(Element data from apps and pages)

----

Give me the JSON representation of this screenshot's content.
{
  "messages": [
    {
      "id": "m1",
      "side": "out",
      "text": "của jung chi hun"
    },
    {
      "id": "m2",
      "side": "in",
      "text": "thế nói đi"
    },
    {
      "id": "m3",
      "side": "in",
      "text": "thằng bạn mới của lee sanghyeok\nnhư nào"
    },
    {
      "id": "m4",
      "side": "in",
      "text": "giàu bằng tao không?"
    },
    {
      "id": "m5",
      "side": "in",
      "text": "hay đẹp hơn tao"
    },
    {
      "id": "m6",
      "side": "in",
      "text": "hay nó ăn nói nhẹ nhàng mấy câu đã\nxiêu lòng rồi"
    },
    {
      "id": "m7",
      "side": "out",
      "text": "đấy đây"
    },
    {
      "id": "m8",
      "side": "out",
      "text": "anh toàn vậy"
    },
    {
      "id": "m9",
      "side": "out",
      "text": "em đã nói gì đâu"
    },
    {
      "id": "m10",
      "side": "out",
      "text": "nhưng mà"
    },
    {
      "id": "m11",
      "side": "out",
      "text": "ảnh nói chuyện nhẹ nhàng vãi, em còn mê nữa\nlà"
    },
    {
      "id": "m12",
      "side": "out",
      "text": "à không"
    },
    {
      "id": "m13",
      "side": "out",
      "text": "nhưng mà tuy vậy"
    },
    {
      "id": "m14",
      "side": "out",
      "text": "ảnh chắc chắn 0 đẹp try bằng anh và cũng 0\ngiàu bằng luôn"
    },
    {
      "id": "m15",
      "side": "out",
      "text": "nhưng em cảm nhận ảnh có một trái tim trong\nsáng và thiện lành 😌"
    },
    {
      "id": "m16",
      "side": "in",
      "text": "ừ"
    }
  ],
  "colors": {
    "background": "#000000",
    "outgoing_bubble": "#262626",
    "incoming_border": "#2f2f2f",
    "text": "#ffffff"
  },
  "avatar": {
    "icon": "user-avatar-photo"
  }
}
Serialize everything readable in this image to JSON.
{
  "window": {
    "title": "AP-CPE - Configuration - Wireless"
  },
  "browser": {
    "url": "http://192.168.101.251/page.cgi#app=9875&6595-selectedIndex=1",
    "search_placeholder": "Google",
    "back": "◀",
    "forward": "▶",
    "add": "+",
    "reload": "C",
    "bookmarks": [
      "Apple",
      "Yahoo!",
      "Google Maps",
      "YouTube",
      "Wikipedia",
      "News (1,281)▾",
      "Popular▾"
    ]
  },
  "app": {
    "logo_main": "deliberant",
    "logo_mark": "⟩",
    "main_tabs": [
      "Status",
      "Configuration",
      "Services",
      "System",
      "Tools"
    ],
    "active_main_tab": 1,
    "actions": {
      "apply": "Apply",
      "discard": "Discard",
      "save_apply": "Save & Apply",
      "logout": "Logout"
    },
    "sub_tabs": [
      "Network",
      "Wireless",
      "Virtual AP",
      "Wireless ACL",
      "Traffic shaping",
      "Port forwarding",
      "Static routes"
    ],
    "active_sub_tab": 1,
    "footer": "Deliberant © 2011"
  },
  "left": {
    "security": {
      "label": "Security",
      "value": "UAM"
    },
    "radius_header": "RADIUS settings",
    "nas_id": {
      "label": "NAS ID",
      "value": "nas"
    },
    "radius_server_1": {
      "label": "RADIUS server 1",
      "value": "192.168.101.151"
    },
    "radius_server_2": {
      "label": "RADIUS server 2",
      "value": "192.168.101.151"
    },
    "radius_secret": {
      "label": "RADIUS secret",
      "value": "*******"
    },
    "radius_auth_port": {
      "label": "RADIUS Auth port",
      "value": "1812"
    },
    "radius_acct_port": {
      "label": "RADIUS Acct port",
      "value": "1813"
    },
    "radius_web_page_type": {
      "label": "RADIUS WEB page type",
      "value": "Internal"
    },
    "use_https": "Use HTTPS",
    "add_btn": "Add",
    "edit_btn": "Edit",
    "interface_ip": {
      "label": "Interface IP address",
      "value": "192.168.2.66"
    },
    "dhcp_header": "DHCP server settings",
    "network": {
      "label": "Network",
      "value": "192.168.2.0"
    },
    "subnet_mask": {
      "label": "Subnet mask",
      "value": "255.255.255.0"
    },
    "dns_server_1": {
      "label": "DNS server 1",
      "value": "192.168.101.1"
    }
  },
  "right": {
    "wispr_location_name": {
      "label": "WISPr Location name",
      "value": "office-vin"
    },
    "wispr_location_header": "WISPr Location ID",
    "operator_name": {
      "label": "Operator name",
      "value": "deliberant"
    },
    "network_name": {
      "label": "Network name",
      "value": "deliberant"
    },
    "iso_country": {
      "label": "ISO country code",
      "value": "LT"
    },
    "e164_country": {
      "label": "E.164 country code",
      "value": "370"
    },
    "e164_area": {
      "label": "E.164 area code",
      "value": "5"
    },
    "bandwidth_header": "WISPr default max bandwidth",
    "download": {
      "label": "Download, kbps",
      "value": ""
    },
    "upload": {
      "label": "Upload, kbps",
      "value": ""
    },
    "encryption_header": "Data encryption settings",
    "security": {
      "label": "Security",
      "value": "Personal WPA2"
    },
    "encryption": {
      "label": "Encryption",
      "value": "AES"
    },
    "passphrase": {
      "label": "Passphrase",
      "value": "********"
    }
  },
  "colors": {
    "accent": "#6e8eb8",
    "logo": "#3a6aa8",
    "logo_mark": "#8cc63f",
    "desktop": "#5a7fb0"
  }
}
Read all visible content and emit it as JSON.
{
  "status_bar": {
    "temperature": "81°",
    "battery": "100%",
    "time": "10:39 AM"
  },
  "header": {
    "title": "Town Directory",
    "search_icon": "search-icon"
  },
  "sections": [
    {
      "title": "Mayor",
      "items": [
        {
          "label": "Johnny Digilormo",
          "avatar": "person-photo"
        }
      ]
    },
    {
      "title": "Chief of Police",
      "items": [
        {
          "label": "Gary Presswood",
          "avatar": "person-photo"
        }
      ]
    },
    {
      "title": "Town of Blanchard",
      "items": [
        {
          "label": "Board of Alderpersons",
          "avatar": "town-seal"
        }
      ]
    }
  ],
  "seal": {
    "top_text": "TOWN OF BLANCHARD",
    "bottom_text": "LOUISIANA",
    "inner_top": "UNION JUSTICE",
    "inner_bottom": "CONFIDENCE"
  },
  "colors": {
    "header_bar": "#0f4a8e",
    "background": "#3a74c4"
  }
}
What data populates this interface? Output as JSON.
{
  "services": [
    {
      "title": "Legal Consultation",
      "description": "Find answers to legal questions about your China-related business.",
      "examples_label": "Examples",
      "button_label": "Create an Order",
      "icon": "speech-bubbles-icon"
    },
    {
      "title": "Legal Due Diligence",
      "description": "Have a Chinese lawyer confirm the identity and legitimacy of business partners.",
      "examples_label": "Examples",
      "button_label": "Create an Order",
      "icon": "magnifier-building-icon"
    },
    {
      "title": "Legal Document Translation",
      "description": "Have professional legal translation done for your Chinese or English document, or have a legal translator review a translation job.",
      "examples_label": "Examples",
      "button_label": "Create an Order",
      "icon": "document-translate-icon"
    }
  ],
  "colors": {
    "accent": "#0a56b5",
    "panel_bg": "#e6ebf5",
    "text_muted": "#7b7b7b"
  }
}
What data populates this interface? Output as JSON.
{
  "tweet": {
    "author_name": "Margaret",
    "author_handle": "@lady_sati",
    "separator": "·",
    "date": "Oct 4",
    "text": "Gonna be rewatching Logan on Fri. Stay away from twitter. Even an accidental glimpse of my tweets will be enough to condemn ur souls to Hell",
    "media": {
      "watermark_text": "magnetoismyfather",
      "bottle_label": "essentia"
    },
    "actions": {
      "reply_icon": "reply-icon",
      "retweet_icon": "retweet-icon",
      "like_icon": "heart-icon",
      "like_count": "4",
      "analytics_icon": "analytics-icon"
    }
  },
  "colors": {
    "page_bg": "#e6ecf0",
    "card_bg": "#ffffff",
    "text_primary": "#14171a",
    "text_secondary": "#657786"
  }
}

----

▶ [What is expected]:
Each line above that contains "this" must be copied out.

▶ [Completed exercise]:
Give me the JSON representation of this screenshot's content.
Serialize everything readable in this image to JSON.
What data populates this interface? Output as JSON.
What data populates this interface? Output as JSON.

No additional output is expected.